Leading with relevance
By Lindsay Christink, Associate
As we celebrate International Women’s Day and the amazing achievements of women across the globe, the theme this year is ‘gender equality today for a sustainable tomorrow,’ Lindsay Christink, Associate in our London Studio talks in this piece about how we all need to lead with relevance
Consider the past five years. The Black Lives Matter and #MeToo movements have challenged systemic injustices. COP26 with its inaugural Cities, Regions and Built Environment Day shone a light on our industry, highlighting the need for investment in Environmental, Social and Governance practices.
Uncomfortable questions have been, and will continue to be, raised within our industry. Meanwhile, the great resignation, a symptom of the new generations pushing for purpose-led integration of work and personal life, is shifting the power balance to employees.
In an industry still suffering from staff, skills and materials shortages, the competition to remain ‘relevant’ as a business (and a leader) is acute. Leaders of teams, businesses and communities are expected to respond to change more quickly than before (the commonplace phrase of 2020, pivot, springs to mind).
American researcher Dr. Brené Brown notes that, “The number one cause of shame at work is fear of irrelevance. The number one cause of fear of irrelevance is change.” It begs the question – how do leaders and businesses stay relevant with all this change afoot?

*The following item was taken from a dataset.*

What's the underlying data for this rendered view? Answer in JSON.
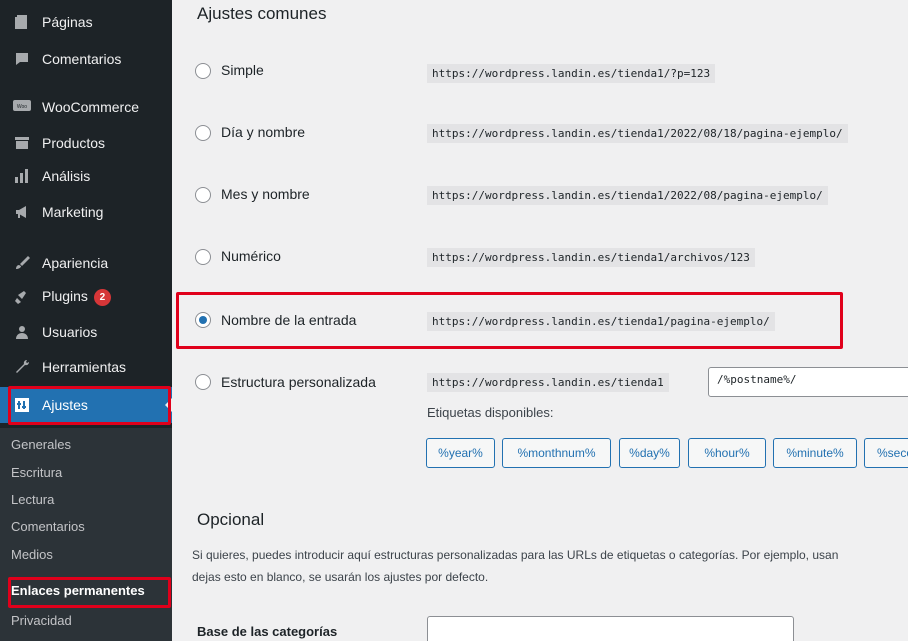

Through the last decade of my career, I continue to be amazed by the fast pace of technology growth – some of which I can no longer hope to master. With this comes the danger of feeling deskilled, out of my depth, and increasingly reliant on others to do ‘my’ work. As a team leader, I’m asked to leave behind the routine thinking patterns and question how I could do better. This is uncomfortable work, and often I do not have all the answers.
Having to find the balance, and transition to a less-defined or understood purpose can be difficult, and at times I have been tempted to dig in my heels. But static thinking and stubborn righteousness will not safeguard me from my fear of becoming irrelevant. And I still need to have answers for my team.
As I progress in my career, I realise that perhaps good leaders know they do not have all the answers. When the only constant is change, and according to Brown, ‘there is no change without discomfort’, it’s time to get comfortable with the uncomfortable in order to lead – with relevance.